Mistakes To Avoid When Using The French Word For “Gardening”

When speaking French, it’s important to use the correct vocabulary to avoid confusion and miscommunication. This is especially true when it comes to the word for “gardening.” Non-native speakers often make common mistakes when using this word, which can lead to misunderstandings. In this section, we’ll discuss these mistakes and provide tips on how to avoid them.

Common Mistakes

One of the most common mistakes non-native speakers make is using the word “jardinage” instead of “jardinage.” While “jardinage” may sound similar to the English word “gardening,” it is not the correct term in French. “Jardinage” actually refers to the act of creating or maintaining a garden, whereas “jardin” refers to the garden itself.

Another mistake is using the word “jardinerie” instead of “jardinage.” “Jardinerie” actually refers to a garden center or nursery, not the act of gardening. Using this term in conversation can lead to confusion and misunderstandings.

Tips To Avoid Mistakes

To avoid these mistakes, it’s important to learn the correct vocabulary and use it consistently. Here are some tips to help you use the correct French word for “gardening:”

  • Memorize the correct word for “gardening” in French: “jardinage.”
  • Practice using the word in context to help solidify your understanding.
  • Be mindful of similar-sounding words that may not mean the same thing.
  • If you’re unsure of the correct word, ask a native speaker for help or consult a French-English dictionary.

(Do not include a conclusion or even mention a conclusion.
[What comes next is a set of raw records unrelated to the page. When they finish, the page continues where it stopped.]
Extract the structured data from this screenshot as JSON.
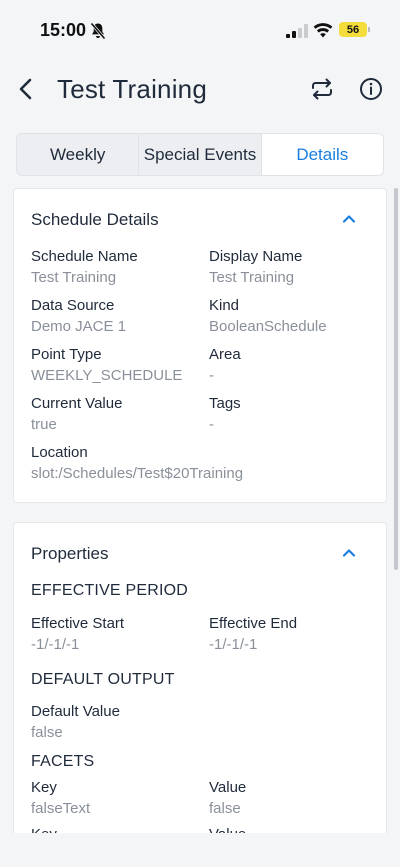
{
  "status_bar": {
    "time": "15:00",
    "battery": "56"
  },
  "header": {
    "title": "Test Training"
  },
  "tabs": [
    {
      "label": "Weekly"
    },
    {
      "label": "Special Events"
    },
    {
      "label": "Details"
    }
  ],
  "schedule_details": {
    "title": "Schedule Details",
    "fields": [
      {
        "label": "Schedule Name",
        "value": "Test Training"
      },
      {
        "label": "Display Name",
        "value": "Test Training"
      },
      {
        "label": "Data Source",
        "value": "Demo JACE 1"
      },
      {
        "label": "Kind",
        "value": "BooleanSchedule"
      },
      {
        "label": "Point Type",
        "value": "WEEKLY_SCHEDULE"
      },
      {
        "label": "Area",
        "value": "-"
      },
      {
        "label": "Current Value",
        "value": "true"
      },
      {
        "label": "Tags",
        "value": "-"
      },
      {
        "label": "Location",
        "value": "slot:/Schedules/Test$20Training"
      }
    ]
  },
  "properties": {
    "title": "Properties",
    "effective_period": {
      "heading": "EFFECTIVE PERIOD",
      "start_label": "Effective Start",
      "start_value": "-1/-1/-1",
      "end_label": "Effective End",
      "end_value": "-1/-1/-1"
    },
    "default_output": {
      "heading": "DEFAULT OUTPUT",
      "label": "Default Value",
      "value": "false"
    },
    "facets": {
      "heading": "FACETS",
      "rows": [
        {
          "key_label": "Key",
          "key": "falseText",
          "value_label": "Value",
          "value": "false"
        },
        {
          "key_label": "Key",
          "key": "",
          "value_label": "Value",
          "value": ""
        }
      ]
    }
  },
  "colors": {
    "accent": "#1a7fe0",
    "muted_text": "#8a9099",
    "text": "#1f2a3a"
  }
}
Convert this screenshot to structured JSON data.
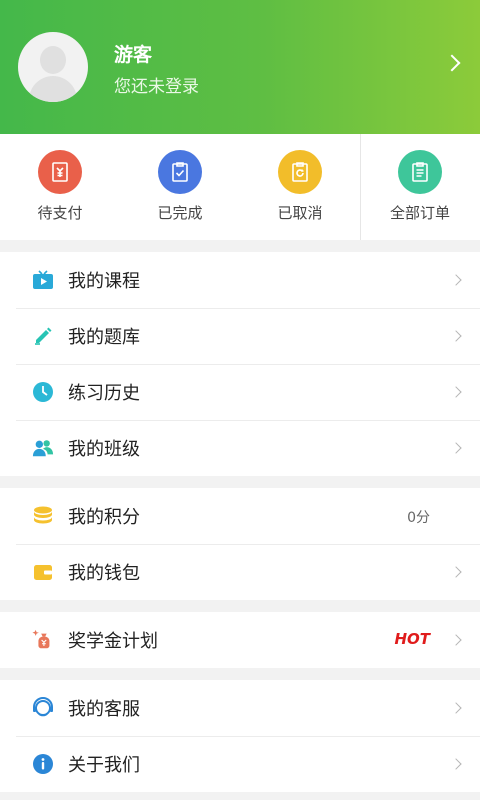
{
  "header": {
    "user_name": "游客",
    "login_status": "您还未登录"
  },
  "orders": [
    {
      "label": "待支付",
      "icon": "pending-payment-icon",
      "color": "#e9604a"
    },
    {
      "label": "已完成",
      "icon": "completed-icon",
      "color": "#4a77e0"
    },
    {
      "label": "已取消",
      "icon": "cancelled-icon",
      "color": "#f2bd2a"
    },
    {
      "label": "全部订单",
      "icon": "all-orders-icon",
      "color": "#3ec69a"
    }
  ],
  "menu": {
    "group1": [
      {
        "label": "我的课程",
        "icon": "course-tv-icon"
      },
      {
        "label": "我的题库",
        "icon": "question-bank-pencil-icon"
      },
      {
        "label": "练习历史",
        "icon": "history-clock-icon"
      },
      {
        "label": "我的班级",
        "icon": "class-users-icon"
      }
    ],
    "group2": [
      {
        "label": "我的积分",
        "icon": "points-coins-icon",
        "value": "0分"
      },
      {
        "label": "我的钱包",
        "icon": "wallet-icon"
      }
    ],
    "group3": [
      {
        "label": "奖学金计划",
        "icon": "scholarship-icon",
        "badge": "HOT"
      }
    ],
    "group4": [
      {
        "label": "我的客服",
        "icon": "customer-service-icon"
      },
      {
        "label": "关于我们",
        "icon": "info-icon"
      }
    ]
  }
}
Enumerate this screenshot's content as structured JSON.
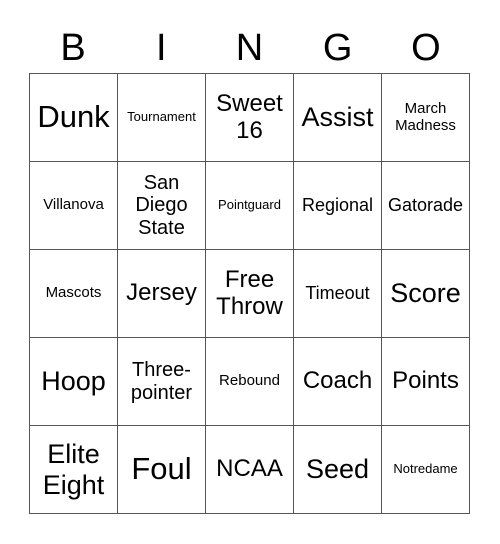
{
  "header": {
    "letters": [
      "B",
      "I",
      "N",
      "G",
      "O"
    ]
  },
  "cells": [
    [
      "Dunk",
      "Tournament",
      "Sweet 16",
      "Assist",
      "March Madness"
    ],
    [
      "Villanova",
      "San Diego State",
      "Pointguard",
      "Regional",
      "Gatorade"
    ],
    [
      "Mascots",
      "Jersey",
      "Free Throw",
      "Timeout",
      "Score"
    ],
    [
      "Hoop",
      "Three-pointer",
      "Rebound",
      "Coach",
      "Points"
    ],
    [
      "Elite Eight",
      "Foul",
      "NCAA",
      "Seed",
      "Notredame"
    ]
  ]
}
Just end it after the section above is written.)


In this blog post, we explored the French word for gardening and its pronunciation. We also discussed the importance of learning new vocabulary and how it can enhance our communication skills. Additionally, we provided some tips on how to incorporate this new word into your daily conversations.
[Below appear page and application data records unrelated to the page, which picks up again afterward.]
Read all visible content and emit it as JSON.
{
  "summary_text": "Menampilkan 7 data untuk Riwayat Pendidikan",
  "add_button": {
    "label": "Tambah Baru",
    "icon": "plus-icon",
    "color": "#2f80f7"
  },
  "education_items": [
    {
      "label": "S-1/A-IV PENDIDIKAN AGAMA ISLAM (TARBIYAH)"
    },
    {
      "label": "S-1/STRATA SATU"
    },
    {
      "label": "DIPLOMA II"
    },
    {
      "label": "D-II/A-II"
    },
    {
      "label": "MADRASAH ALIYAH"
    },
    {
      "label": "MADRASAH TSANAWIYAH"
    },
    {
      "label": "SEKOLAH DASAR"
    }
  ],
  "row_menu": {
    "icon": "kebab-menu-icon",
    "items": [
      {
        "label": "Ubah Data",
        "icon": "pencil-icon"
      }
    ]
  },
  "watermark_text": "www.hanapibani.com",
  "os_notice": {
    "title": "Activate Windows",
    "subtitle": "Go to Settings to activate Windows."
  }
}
Encouragement To Practice And Use The French Word For Gardening In Real-life Conversations

Now that you have learned how to say gardening in French, it’s time to practice using it in your everyday conversations. Don’t be afraid to make mistakes, as this is a natural part of the learning process. The more you practice, the more comfortable you will become with the language.

Remember, language learning is a journey, not a destination. It takes time and effort to become fluent in a new language, but the rewards are well worth it. By expanding your vocabulary and improving your communication skills, you open up a whole new world of opportunities.

So go ahead and start using the French word for gardening in your conversations. You never know, it might just lead to a new friendship or a business opportunity. Bonne chance!

Shawn Manaher

Shawn Manaher is the founder and CEO of The Content Authority and He’s a seasoned innovator, harnessing the power of technology to connect cultures through language. His worse translation though is when he refers to “pancakes” as “flat waffles”.